Baroness Warsi has claimed that “intolerant secularisation has to be held back by reaffirming the religious foundations on which our societies are built”, while the Pope is reported to have recently attacked “atheist extremism” and “aggressive secularism”. I’m not at all sure that I would recognise “intolerant secularisation” if I came across it. “Intolerant atheism”, yes, but secularism is essentially tolerant. All it says is, “Look, believe what you like, but civic life is aimed at the common good, regardless of religion.”
The Pope’s comments suggest that atheism and secularism are related, perhaps even the same. He also said that the United Kingdom should “not obscure the Christian foundation that underpins its freedoms”. Would that be, I wonder, the Christian foundation that handed over Catholic priests as traitors to be hung, drawn and quartered? Or did the foundation get laid when we stopped doing that? Warsi and Benedict both seem to think that we need Christianity to tell us the difference between right and wrong. The evidence is not convincing.
In perhaps typically British style we bumble along, not worrying too much that church and state are still connected. The head of the Church of England is the country’s monarch, and must be a descendant of Sophia of Hanover but does not have to be interested or trained in religious matters of any sort. Oh, except for not being Catholic. It would be hard to make this up, wouldn’t it? Yet although some naive, extreme expressions of multiculturalism have lately come in for criticism, the fact is that Britain is home to multiple cultures. Along with the separation of parliament, government and the judiciary, a grown-up modern society needs a separation of church and state. It needs to be secular.
Now although I myself happen to be about as English as you can get, and was lucky enough to be educated in one of England’s finest schools and one of her finest universities, I am also a Buddhist. How did that happen? I don’t know where the original motive came from, but England’s traditions of free enquiry, free education, freedom of thought and free, well-stocked libraries certainly helped. Thank you, England!
So let there be no mistake – if you count yourself as a Christian, Muslim or Jew, then your god is absolutely not my god. I do not believe in him, and I could not respect him if I did. But that’s perfectly fine, isn’t it? We don’t need to agree on such matters, do we? We do, however, need to be kind to each other, we need to strive for wisdom, we need to develop compassion. We have to live together in the same society, to work together and enjoy each other’s company. That is why we need a secular society. We need a society that recognises people’s religious freedoms, acknowledges their differences, and that does not award status on the basis of any particular faith.

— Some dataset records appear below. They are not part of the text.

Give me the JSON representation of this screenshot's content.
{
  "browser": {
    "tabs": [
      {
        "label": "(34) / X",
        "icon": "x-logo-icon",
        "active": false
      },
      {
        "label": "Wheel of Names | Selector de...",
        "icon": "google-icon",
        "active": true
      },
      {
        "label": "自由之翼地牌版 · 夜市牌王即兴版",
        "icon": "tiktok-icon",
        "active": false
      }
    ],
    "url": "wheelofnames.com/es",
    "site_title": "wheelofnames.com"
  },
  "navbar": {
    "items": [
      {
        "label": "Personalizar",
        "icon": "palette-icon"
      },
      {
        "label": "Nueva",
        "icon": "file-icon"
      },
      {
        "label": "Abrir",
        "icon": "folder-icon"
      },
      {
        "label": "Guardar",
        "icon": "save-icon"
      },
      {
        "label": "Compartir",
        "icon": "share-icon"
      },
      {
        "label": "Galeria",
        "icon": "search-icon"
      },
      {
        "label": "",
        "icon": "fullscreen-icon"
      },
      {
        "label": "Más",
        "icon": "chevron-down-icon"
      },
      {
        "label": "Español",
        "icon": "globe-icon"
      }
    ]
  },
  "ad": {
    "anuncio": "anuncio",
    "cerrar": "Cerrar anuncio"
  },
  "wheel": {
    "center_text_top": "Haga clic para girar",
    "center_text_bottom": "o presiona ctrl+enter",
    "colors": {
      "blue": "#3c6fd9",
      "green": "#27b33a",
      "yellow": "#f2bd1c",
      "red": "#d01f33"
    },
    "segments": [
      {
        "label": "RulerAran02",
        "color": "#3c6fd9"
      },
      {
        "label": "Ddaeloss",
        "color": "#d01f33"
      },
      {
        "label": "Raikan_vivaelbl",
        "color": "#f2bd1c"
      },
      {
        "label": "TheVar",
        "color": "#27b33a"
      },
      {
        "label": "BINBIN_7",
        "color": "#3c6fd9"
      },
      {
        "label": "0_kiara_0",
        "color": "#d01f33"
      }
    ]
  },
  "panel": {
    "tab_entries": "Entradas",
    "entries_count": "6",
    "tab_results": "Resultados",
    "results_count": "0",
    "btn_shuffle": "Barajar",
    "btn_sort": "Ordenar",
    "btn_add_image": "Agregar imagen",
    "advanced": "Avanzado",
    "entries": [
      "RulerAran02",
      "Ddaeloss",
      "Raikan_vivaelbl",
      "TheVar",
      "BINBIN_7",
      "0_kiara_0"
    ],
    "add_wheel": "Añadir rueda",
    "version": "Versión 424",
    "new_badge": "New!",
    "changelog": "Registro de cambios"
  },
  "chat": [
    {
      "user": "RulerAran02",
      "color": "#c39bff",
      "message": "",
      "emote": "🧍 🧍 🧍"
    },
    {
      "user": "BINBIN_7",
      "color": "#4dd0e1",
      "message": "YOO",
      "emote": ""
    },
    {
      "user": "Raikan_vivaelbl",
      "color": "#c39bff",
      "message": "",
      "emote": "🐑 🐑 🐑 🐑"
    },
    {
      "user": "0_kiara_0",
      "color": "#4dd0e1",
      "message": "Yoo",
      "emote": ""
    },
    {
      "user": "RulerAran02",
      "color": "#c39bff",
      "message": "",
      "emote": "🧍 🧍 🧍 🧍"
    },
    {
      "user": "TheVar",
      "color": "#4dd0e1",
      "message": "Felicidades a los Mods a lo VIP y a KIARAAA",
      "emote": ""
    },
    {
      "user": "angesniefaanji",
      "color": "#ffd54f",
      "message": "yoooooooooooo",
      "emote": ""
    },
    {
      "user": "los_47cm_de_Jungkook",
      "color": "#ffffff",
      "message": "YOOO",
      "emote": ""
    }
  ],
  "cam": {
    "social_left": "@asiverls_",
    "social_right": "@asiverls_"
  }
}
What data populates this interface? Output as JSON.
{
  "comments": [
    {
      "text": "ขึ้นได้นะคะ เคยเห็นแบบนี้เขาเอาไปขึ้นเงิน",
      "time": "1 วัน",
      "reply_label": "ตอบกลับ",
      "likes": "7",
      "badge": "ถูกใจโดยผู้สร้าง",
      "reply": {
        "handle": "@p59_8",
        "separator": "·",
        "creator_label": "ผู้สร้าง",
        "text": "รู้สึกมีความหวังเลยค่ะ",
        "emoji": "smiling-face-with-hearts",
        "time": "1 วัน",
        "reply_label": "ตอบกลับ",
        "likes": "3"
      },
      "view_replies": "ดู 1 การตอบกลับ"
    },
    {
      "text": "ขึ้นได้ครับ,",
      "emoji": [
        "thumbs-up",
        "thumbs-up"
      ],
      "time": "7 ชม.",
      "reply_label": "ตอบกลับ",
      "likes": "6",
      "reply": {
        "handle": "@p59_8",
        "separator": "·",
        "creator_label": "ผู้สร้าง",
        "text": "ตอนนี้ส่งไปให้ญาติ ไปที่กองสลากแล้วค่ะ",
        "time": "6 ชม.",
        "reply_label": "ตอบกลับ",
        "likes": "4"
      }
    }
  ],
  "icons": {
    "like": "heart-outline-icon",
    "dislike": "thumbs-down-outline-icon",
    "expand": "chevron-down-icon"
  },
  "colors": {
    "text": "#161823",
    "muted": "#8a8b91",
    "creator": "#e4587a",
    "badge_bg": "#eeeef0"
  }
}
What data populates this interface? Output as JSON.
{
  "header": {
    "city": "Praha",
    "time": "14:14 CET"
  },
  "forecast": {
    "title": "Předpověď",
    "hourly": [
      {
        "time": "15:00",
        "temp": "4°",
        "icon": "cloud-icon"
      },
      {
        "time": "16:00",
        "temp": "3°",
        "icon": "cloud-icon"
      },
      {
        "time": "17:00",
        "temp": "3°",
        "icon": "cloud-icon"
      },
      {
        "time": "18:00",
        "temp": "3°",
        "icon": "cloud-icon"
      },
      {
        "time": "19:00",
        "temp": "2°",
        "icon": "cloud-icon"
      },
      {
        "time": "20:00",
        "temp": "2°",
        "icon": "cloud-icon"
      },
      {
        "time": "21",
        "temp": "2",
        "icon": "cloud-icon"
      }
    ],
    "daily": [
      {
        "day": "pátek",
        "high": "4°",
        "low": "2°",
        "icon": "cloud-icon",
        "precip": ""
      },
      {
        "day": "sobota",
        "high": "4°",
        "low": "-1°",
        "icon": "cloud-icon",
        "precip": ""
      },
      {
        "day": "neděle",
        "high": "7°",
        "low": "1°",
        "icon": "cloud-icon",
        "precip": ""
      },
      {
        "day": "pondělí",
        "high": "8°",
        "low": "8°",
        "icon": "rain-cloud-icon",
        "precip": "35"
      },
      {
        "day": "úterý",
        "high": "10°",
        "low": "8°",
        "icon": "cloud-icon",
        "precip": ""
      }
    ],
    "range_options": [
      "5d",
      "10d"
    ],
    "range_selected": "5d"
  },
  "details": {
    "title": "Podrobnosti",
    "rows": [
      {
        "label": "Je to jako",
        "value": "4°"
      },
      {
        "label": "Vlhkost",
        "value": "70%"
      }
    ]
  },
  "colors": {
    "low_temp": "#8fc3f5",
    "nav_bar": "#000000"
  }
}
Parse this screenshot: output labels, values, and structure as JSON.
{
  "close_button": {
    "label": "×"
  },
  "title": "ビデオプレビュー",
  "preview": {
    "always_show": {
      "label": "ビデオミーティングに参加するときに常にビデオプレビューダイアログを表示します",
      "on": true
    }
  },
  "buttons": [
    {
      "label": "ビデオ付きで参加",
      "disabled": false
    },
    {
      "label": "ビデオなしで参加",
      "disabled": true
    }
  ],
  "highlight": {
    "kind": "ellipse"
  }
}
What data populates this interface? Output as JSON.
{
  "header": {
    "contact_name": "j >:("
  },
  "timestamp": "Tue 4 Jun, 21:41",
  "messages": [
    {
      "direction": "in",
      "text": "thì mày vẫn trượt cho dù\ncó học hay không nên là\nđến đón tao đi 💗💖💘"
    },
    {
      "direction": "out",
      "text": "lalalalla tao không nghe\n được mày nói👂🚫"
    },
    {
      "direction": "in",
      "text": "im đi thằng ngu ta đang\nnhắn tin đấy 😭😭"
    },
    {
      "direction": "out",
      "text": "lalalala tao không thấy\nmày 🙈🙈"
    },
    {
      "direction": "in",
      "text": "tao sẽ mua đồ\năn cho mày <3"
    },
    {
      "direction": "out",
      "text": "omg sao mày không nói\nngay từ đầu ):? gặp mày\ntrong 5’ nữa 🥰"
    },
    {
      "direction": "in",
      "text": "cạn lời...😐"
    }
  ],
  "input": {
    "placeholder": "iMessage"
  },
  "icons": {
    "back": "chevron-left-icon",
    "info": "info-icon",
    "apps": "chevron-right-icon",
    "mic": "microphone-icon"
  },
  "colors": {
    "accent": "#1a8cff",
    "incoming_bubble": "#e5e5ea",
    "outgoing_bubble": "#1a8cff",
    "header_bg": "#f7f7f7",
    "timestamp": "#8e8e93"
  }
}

Freedom of religion must have a high priority in any decent society. True, religion must never be allowed to trump the standards of common goodness, or indeed the laws with which society tries to protect itself. In our secular society we are, I hope, quite clear that female genital mutilation is a crime. We do not want to cut off the hands of thieves, or behead anyone, not even for murder, let alone for failing to hold particular religious views. Some extreme forms of belief may demand those punishments, but a secular society ruled by common goodness will say “no”. Freedom of religion necessarily implies that no one religion should have a special place in schools, council chambers or indeed in parliament.
If British society is, while flawed, not really a bad one at all, what possible reason is there for thinking that this is due to Christian influence? Why can it not be due to the goodness of British people? The British are, after all, human, and it is humans who create goodness and beauty as well as horror. Cataloguing the evils that have been carried out in the name of Christianity is popular, but perhaps cheap. More interesting is the question of why we now reject those evils. Is it because we have a Christian society, or because, as humans, we are capable of compassion? Why do we now reject the idea of slaughtering all the inhabitants of Jerusalem, but accept the principle of “Do as you would be done by”? After all, Christianity has held out both of these as admirable. As humans, whether Christian or not, we can judge which of these approaches is worthy.
As a Buddhist, I want to live in a decent society. I do not want to live in a “Buddhist” society, whatever that is, and I certainly don’t want to live in a society dominated by the rules of any of the Abrahamic religions. Without secularism the state cannot help favouring one religion over another, and that would be a recipe for disaster.